_ASSIGNMENT_. The required answer is the data below, restated word for word with images omitted.

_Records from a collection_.
========================================================================
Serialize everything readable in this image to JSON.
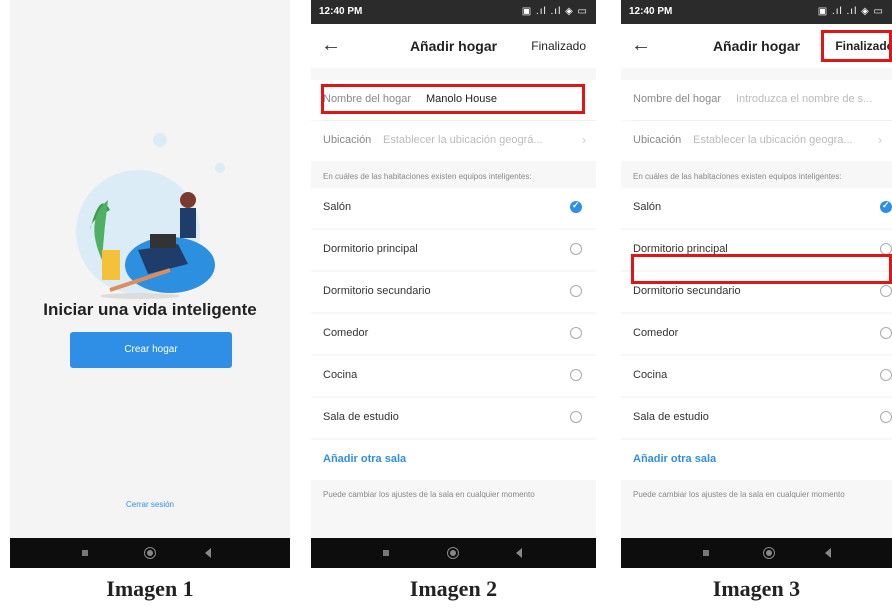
{
  "screen1": {
    "headline": "Iniciar una vida inteligente",
    "create_button": "Crear hogar",
    "logout_link": "Cerrar sesión"
  },
  "screen2": {
    "status_time": "12:40 PM",
    "status_icons": "▣ .ıl .ıl ◈ ▭",
    "nav": {
      "back": "←",
      "title": "Añadir hogar",
      "done": "Finalizado"
    },
    "home_name": {
      "label": "Nombre del hogar",
      "value": "Manolo House"
    },
    "location": {
      "label": "Ubicación",
      "placeholder": "Establecer la ubicación geográ...",
      "chevron": "›"
    },
    "rooms_note": "En cuáles de las habitaciones existen equipos inteligentes:",
    "rooms": [
      {
        "name": "Salón",
        "checked": true
      },
      {
        "name": "Dormitorio principal",
        "checked": false
      },
      {
        "name": "Dormitorio secundario",
        "checked": false
      },
      {
        "name": "Comedor",
        "checked": false
      },
      {
        "name": "Cocina",
        "checked": false
      },
      {
        "name": "Sala de estudio",
        "checked": false
      }
    ],
    "add_room": "Añadir otra sala",
    "footer_note": "Puede cambiar los ajustes de la sala en cualquier momento"
  },
  "screen3": {
    "status_time": "12:40 PM",
    "status_icons": "▣ .ıl .ıl ◈ ▭",
    "nav": {
      "back": "←",
      "title": "Añadir hogar",
      "done": "Finalizado"
    },
    "home_name": {
      "label": "Nombre del hogar",
      "placeholder": "Introduzca el nombre de s..."
    },
    "location": {
      "label": "Ubicación",
      "placeholder": "Establecer la ubicación geogra...",
      "chevron": "›"
    },
    "rooms_note": "En cuáles de las habitaciones existen equipos inteligentes:",
    "rooms": [
      {
        "name": "Salón",
        "checked": true
      },
      {
        "name": "Dormitorio principal",
        "checked": false
      },
      {
        "name": "Dormitorio secundario",
        "checked": false
      },
      {
        "name": "Comedor",
        "checked": false
      },
      {
        "name": "Cocina",
        "checked": false
      },
      {
        "name": "Sala de estudio",
        "checked": false
      }
    ],
    "add_room": "Añadir otra sala",
    "footer_note": "Puede cambiar los ajustes de la sala en cualquier momento"
  },
  "captions": [
    "Imagen 1",
    "Imagen 2",
    "Imagen 3"
  ],
  "colors": {
    "accent": "#2f8fe6",
    "highlight": "#e01616",
    "statusbar": "#2b2b2b",
    "navbar": "#0d0d0d"
  }
}
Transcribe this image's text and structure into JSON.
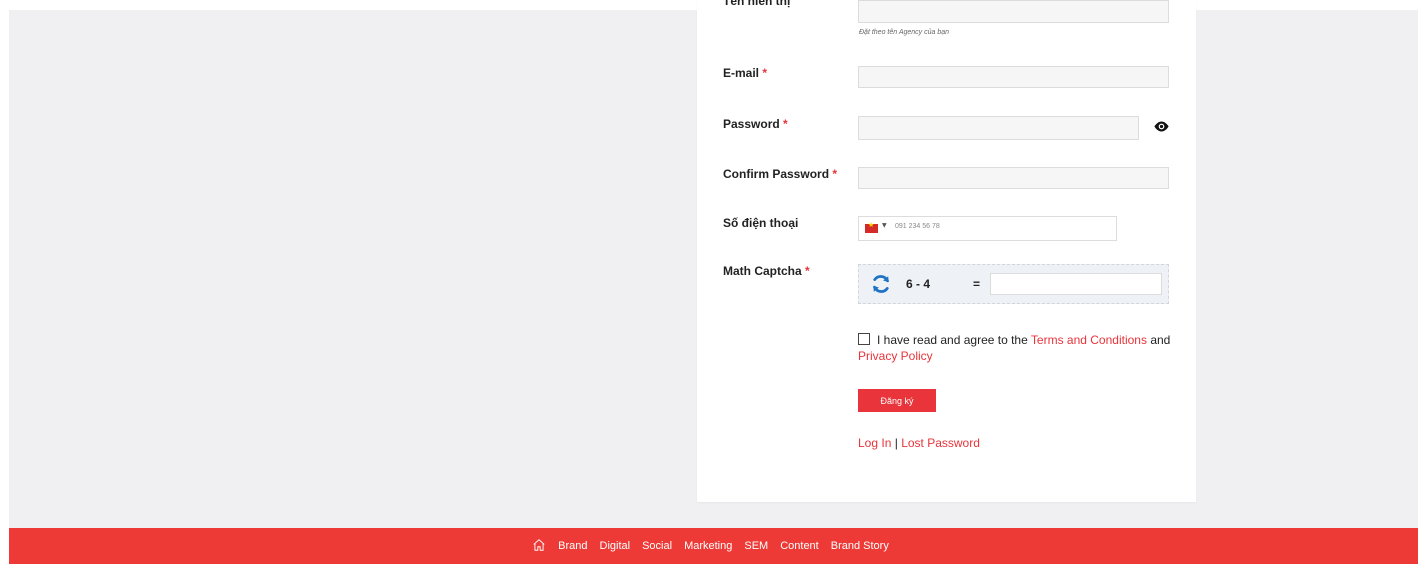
{
  "form": {
    "display_name": {
      "label": "Tên hiển thị",
      "hint": "Đặt theo tên Agency của bạn"
    },
    "email": {
      "label": "E-mail",
      "required_mark": "*"
    },
    "password": {
      "label": "Password",
      "required_mark": "*"
    },
    "confirm_password": {
      "label": "Confirm Password",
      "required_mark": "*"
    },
    "phone": {
      "label": "Số điện thoại",
      "placeholder": "091 234 56 78",
      "country_flag": "vn-flag-icon"
    },
    "captcha": {
      "label": "Math Captcha",
      "required_mark": "*",
      "question": "6 - 4",
      "equals": "="
    },
    "terms": {
      "prefix": "I have read and agree to the",
      "terms_link": "Terms and Conditions",
      "and": "and",
      "privacy_link": "Privacy Policy"
    },
    "submit_label": "Đăng ký",
    "login_link": "Log In",
    "separator": "|",
    "lost_password_link": "Lost Password"
  },
  "footer": {
    "items": [
      "Brand",
      "Digital",
      "Social",
      "Marketing",
      "SEM",
      "Content",
      "Brand Story"
    ]
  },
  "colors": {
    "accent": "#e8343a",
    "footer_bg": "#ee3a36",
    "page_bg": "#f0f0f2"
  }
}
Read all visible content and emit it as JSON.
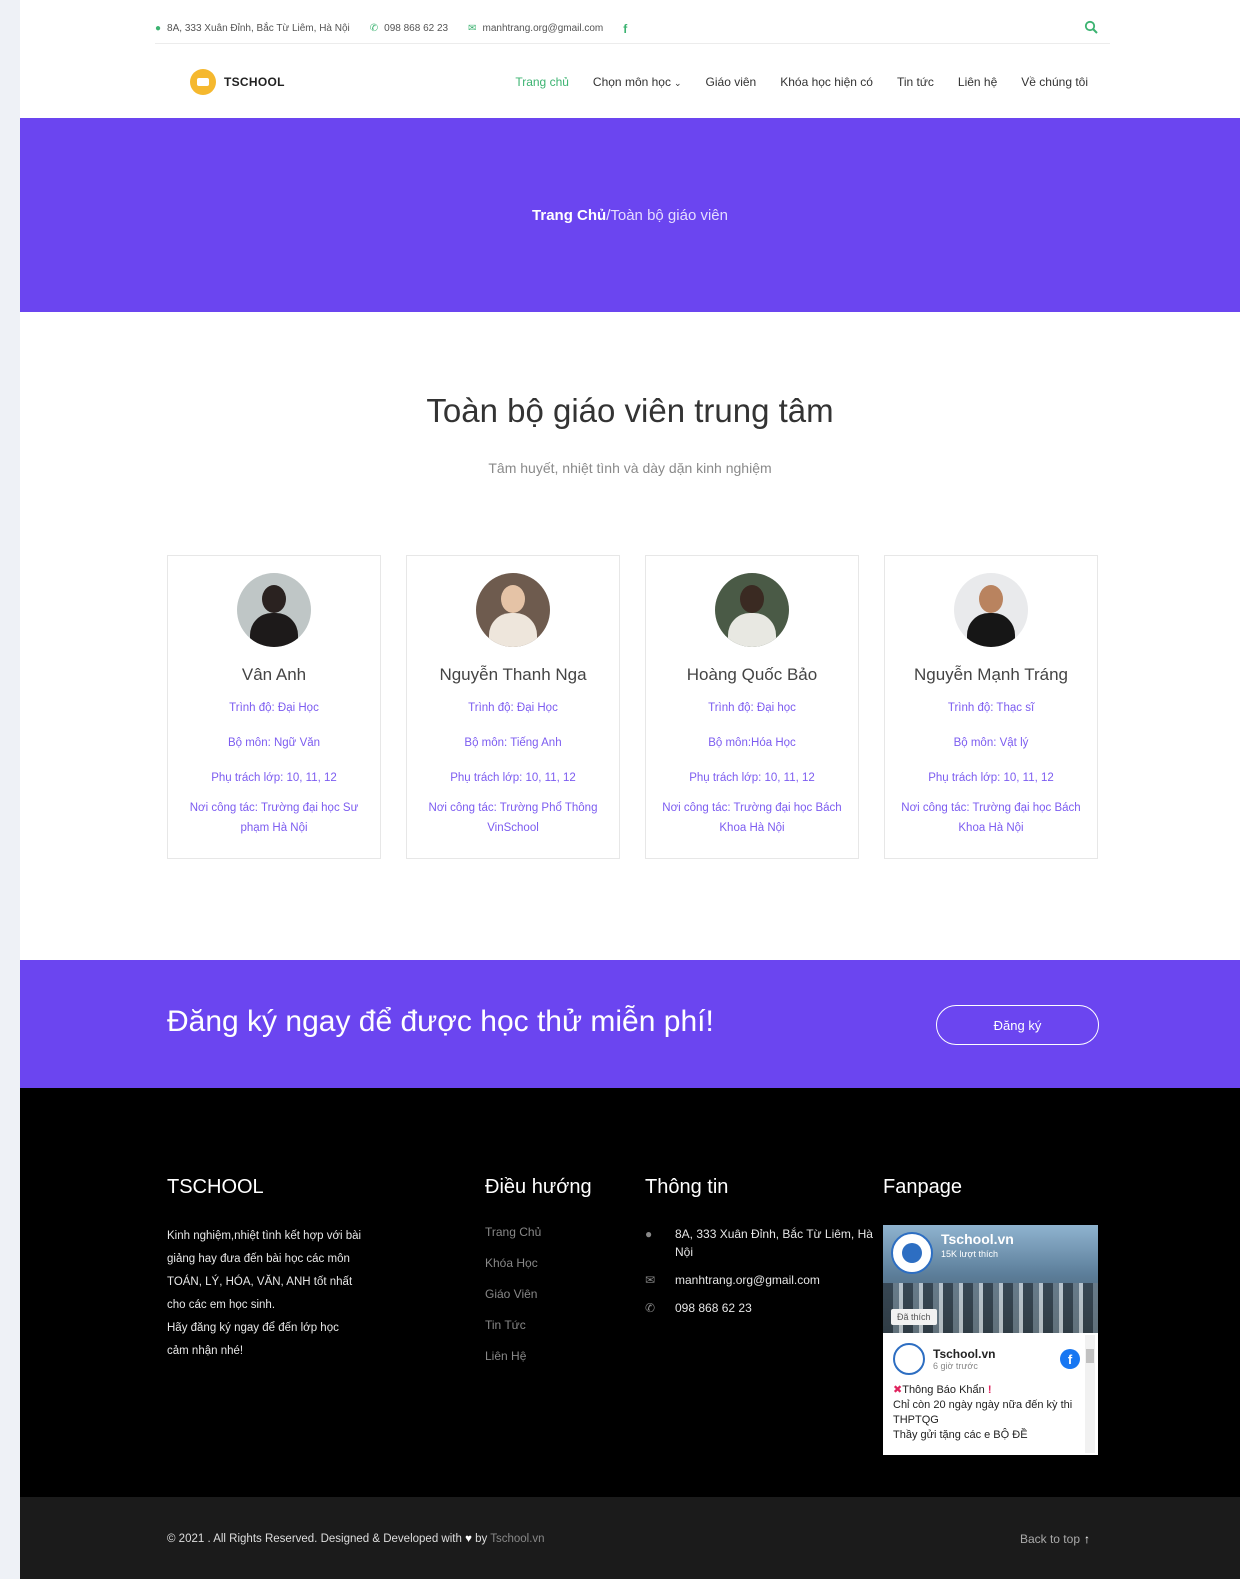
{
  "topbar": {
    "address": "8A, 333 Xuân Đỉnh, Bắc Từ Liêm, Hà Nội",
    "phone": "098 868 62 23",
    "email": "manhtrang.org@gmail.com",
    "facebook_glyph": "f",
    "search_glyph": "⚲"
  },
  "nav": {
    "logo_text": "TSCHOOL",
    "items": [
      {
        "label": "Trang chủ"
      },
      {
        "label": "Chọn môn học"
      },
      {
        "label": "Giáo viên"
      },
      {
        "label": "Khóa học hiện có"
      },
      {
        "label": "Tin tức"
      },
      {
        "label": "Liên hệ"
      },
      {
        "label": "Về chúng tôi"
      }
    ]
  },
  "hero": {
    "breadcrumb_home": "Trang Chủ",
    "breadcrumb_sep": "/",
    "breadcrumb_current": "Toàn bộ giáo viên"
  },
  "section": {
    "title": "Toàn bộ giáo viên trung tâm",
    "subtitle": "Tâm huyết, nhiệt tình và dày dặn kinh nghiệm"
  },
  "teachers": [
    {
      "name": "Vân Anh",
      "level": "Trình độ: Đại Học",
      "subject": "Bộ môn: Ngữ Văn",
      "grades": "Phụ trách lớp: 10, 11, 12",
      "workplace": "Nơi công tác: Trường đại học Sư phạm Hà Nội"
    },
    {
      "name": "Nguyễn Thanh Nga",
      "level": "Trình độ: Đại Học",
      "subject": "Bộ môn: Tiếng Anh",
      "grades": "Phụ trách lớp: 10, 11, 12",
      "workplace": "Nơi công tác: Trường Phổ Thông VinSchool"
    },
    {
      "name": "Hoàng Quốc Bảo",
      "level": "Trình độ: Đại học",
      "subject": "Bộ môn:Hóa Học",
      "grades": "Phụ trách lớp: 10, 11, 12",
      "workplace": "Nơi công tác: Trường đại học Bách Khoa Hà Nội"
    },
    {
      "name": "Nguyễn Mạnh Tráng",
      "level": "Trình độ: Thạc sĩ",
      "subject": "Bộ môn: Vật lý",
      "grades": "Phụ trách lớp: 10, 11, 12",
      "workplace": "Nơi công tác: Trường đại học Bách Khoa Hà Nội"
    }
  ],
  "cta": {
    "text": "Đăng ký ngay để được học thử miễn phí!",
    "button": "Đăng ký"
  },
  "footer": {
    "about_title": "TSCHOOL",
    "about_lines": [
      "Kinh nghiệm,nhiệt tình kết hợp với bài",
      "giảng hay đưa đến bài học các môn",
      "TOÁN, LÝ, HÓA, VĂN, ANH tốt nhất",
      "cho các em học sinh.",
      "Hãy đăng ký ngay để đến lớp học",
      "cảm nhận nhé!"
    ],
    "nav_title": "Điều hướng",
    "nav_links": [
      "Trang Chủ",
      "Khóa Học",
      "Giáo Viên",
      "Tin Tức",
      "Liên Hệ"
    ],
    "info_title": "Thông tin",
    "info_address": "8A, 333 Xuân Đỉnh, Bắc Từ Liêm, Hà Nội",
    "info_email": "manhtrang.org@gmail.com",
    "info_phone": "098 868 62 23",
    "fanpage_title": "Fanpage",
    "fb": {
      "page_name": "Tschool.vn",
      "likes": "15K lượt thích",
      "liked_button": "Đã thích",
      "post_author": "Tschool.vn",
      "post_time": "6 giờ trước",
      "post_line1": "Thông Báo Khẩn",
      "post_line2": "Chỉ còn 20 ngày ngày nữa đến kỳ thi THPTQG",
      "post_line3": "Thầy gửi tặng các e BỘ ĐỀ"
    }
  },
  "bottom": {
    "copyright_prefix": "© 2021 . All Rights Reserved. Designed & Developed with",
    "heart_glyph": "♥",
    "by": "by",
    "brand": "Tschool.vn",
    "back_to_top": "Back to top",
    "arrow_glyph": "↑"
  },
  "colors": {
    "accent_purple": "#6b45f0",
    "accent_green": "#3cb371",
    "footer_bg": "#000000",
    "bottom_bg": "#1b1b1b"
  }
}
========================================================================
_RESPONSE BOX_.
Serialize everything readable in this image to JSON.
{
  "screen1": {
    "headline": "Iniciar una vida inteligente",
    "create_button": "Crear hogar",
    "logout_link": "Cerrar sesión"
  },
  "screen2": {
    "status_time": "12:40 PM",
    "status_icons": "▣ .ıl .ıl ◈ ▭",
    "nav": {
      "back": "←",
      "title": "Añadir hogar",
      "done": "Finalizado"
    },
    "home_name": {
      "label": "Nombre del hogar",
      "value": "Manolo House"
    },
    "location": {
      "label": "Ubicación",
      "placeholder": "Establecer la ubicación geográ...",
      "chevron": "›"
    },
    "rooms_note": "En cuáles de las habitaciones existen equipos inteligentes:",
    "rooms": [
      {
        "name": "Salón",
        "checked": true
      },
      {
        "name": "Dormitorio principal",
        "checked": false
      },
      {
        "name": "Dormitorio secundario",
        "checked": false
      },
      {
        "name": "Comedor",
        "checked": false
      },
      {
        "name": "Cocina",
        "checked": false
      },
      {
        "name": "Sala de estudio",
        "checked": false
      }
    ],
    "add_room": "Añadir otra sala",
    "footer_note": "Puede cambiar los ajustes de la sala en cualquier momento"
  },
  "screen3": {
    "status_time": "12:40 PM",
    "status_icons": "▣ .ıl .ıl ◈ ▭",
    "nav": {
      "back": "←",
      "title": "Añadir hogar",
      "done": "Finalizado"
    },
    "home_name": {
      "label": "Nombre del hogar",
      "placeholder": "Introduzca el nombre de s..."
    },
    "location": {
      "label": "Ubicación",
      "placeholder": "Establecer la ubicación geogra...",
      "chevron": "›"
    },
    "rooms_note": "En cuáles de las habitaciones existen equipos inteligentes:",
    "rooms": [
      {
        "name": "Salón",
        "checked": true
      },
      {
        "name": "Dormitorio principal",
        "checked": false
      },
      {
        "name": "Dormitorio secundario",
        "checked": false
      },
      {
        "name": "Comedor",
        "checked": false
      },
      {
        "name": "Cocina",
        "checked": false
      },
      {
        "name": "Sala de estudio",
        "checked": false
      }
    ],
    "add_room": "Añadir otra sala",
    "footer_note": "Puede cambiar los ajustes de la sala en cualquier momento"
  },
  "captions": [
    "Imagen 1",
    "Imagen 2",
    "Imagen 3"
  ],
  "colors": {
    "accent": "#2f8fe6",
    "highlight": "#e01616",
    "statusbar": "#2b2b2b",
    "navbar": "#0d0d0d"
  }
}
Transcribe this image's text and structure into JSON.
{
  "form": {
    "display_name": {
      "label": "Tên hiển thị",
      "hint": "Đặt theo tên Agency của bạn"
    },
    "email": {
      "label": "E-mail",
      "required_mark": "*"
    },
    "password": {
      "label": "Password",
      "required_mark": "*"
    },
    "confirm_password": {
      "label": "Confirm Password",
      "required_mark": "*"
    },
    "phone": {
      "label": "Số điện thoại",
      "placeholder": "091 234 56 78",
      "country_flag": "vn-flag-icon"
    },
    "captcha": {
      "label": "Math Captcha",
      "required_mark": "*",
      "question": "6 - 4",
      "equals": "="
    },
    "terms": {
      "prefix": "I have read and agree to the",
      "terms_link": "Terms and Conditions",
      "and": "and",
      "privacy_link": "Privacy Policy"
    },
    "submit_label": "Đăng ký",
    "login_link": "Log In",
    "separator": "|",
    "lost_password_link": "Lost Password"
  },
  "footer": {
    "items": [
      "Brand",
      "Digital",
      "Social",
      "Marketing",
      "SEM",
      "Content",
      "Brand Story"
    ]
  },
  "colors": {
    "accent": "#e8343a",
    "footer_bg": "#ee3a36",
    "page_bg": "#f0f0f2"
  }
}
Read all visible content and emit it as JSON.
{
  "topbar": {
    "address": "8A, 333 Xuân Đỉnh, Bắc Từ Liêm, Hà Nội",
    "phone": "098 868 62 23",
    "email": "manhtrang.org@gmail.com",
    "facebook_glyph": "f",
    "search_glyph": "⚲"
  },
  "nav": {
    "logo_text": "TSCHOOL",
    "items": [
      {
        "label": "Trang chủ"
      },
      {
        "label": "Chọn môn học"
      },
      {
        "label": "Giáo viên"
      },
      {
        "label": "Khóa học hiện có"
      },
      {
        "label": "Tin tức"
      },
      {
        "label": "Liên hệ"
      },
      {
        "label": "Về chúng tôi"
      }
    ]
  },
  "hero": {
    "breadcrumb_home": "Trang Chủ",
    "breadcrumb_sep": "/",
    "breadcrumb_current": "Toàn bộ giáo viên"
  },
  "section": {
    "title": "Toàn bộ giáo viên trung tâm",
    "subtitle": "Tâm huyết, nhiệt tình và dày dặn kinh nghiệm"
  },
  "teachers": [
    {
      "name": "Vân Anh",
      "level": "Trình độ: Đại Học",
      "subject": "Bộ môn: Ngữ Văn",
      "grades": "Phụ trách lớp: 10, 11, 12",
      "workplace": "Nơi công tác: Trường đại học Sư phạm Hà Nội"
    },
    {
      "name": "Nguyễn Thanh Nga",
      "level": "Trình độ: Đại Học",
      "subject": "Bộ môn: Tiếng Anh",
      "grades": "Phụ trách lớp: 10, 11, 12",
      "workplace": "Nơi công tác: Trường Phổ Thông VinSchool"
    },
    {
      "name": "Hoàng Quốc Bảo",
      "level": "Trình độ: Đại học",
      "subject": "Bộ môn:Hóa Học",
      "grades": "Phụ trách lớp: 10, 11, 12",
      "workplace": "Nơi công tác: Trường đại học Bách Khoa Hà Nội"
    },
    {
      "name": "Nguyễn Mạnh Tráng",
      "level": "Trình độ: Thạc sĩ",
      "subject": "Bộ môn: Vật lý",
      "grades": "Phụ trách lớp: 10, 11, 12",
      "workplace": "Nơi công tác: Trường đại học Bách Khoa Hà Nội"
    }
  ],
  "cta": {
    "text": "Đăng ký ngay để được học thử miễn phí!",
    "button": "Đăng ký"
  },
  "footer": {
    "about_title": "TSCHOOL",
    "about_lines": [
      "Kinh nghiệm,nhiệt tình kết hợp với bài",
      "giảng hay đưa đến bài học các môn",
      "TOÁN, LÝ, HÓA, VĂN, ANH tốt nhất",
      "cho các em học sinh.",
      "Hãy đăng ký ngay để đến lớp học",
      "cảm nhận nhé!"
    ],
    "nav_title": "Điều hướng",
    "nav_links": [
      "Trang Chủ",
      "Khóa Học",
      "Giáo Viên",
      "Tin Tức",
      "Liên Hệ"
    ],
    "info_title": "Thông tin",
    "info_address": "8A, 333 Xuân Đỉnh, Bắc Từ Liêm, Hà Nội",
    "info_email": "manhtrang.org@gmail.com",
    "info_phone": "098 868 62 23",
    "fanpage_title": "Fanpage",
    "fb": {
      "page_name": "Tschool.vn",
      "likes": "15K lượt thích",
      "liked_button": "Đã thích",
      "post_author": "Tschool.vn",
      "post_time": "6 giờ trước",
      "post_line1": "Thông Báo Khẩn",
      "post_line2": "Chỉ còn 20 ngày ngày nữa đến kỳ thi THPTQG",
      "post_line3": "Thầy gửi tặng các e BỘ ĐỀ"
    }
  },
  "bottom": {
    "copyright_prefix": "© 2021 . All Rights Reserved. Designed & Developed with",
    "heart_glyph": "♥",
    "by": "by",
    "brand": "Tschool.vn",
    "back_to_top": "Back to top",
    "arrow_glyph": "↑"
  },
  "colors": {
    "accent_purple": "#6b45f0",
    "accent_green": "#3cb371",
    "footer_bg": "#000000",
    "bottom_bg": "#1b1b1b"
  }
}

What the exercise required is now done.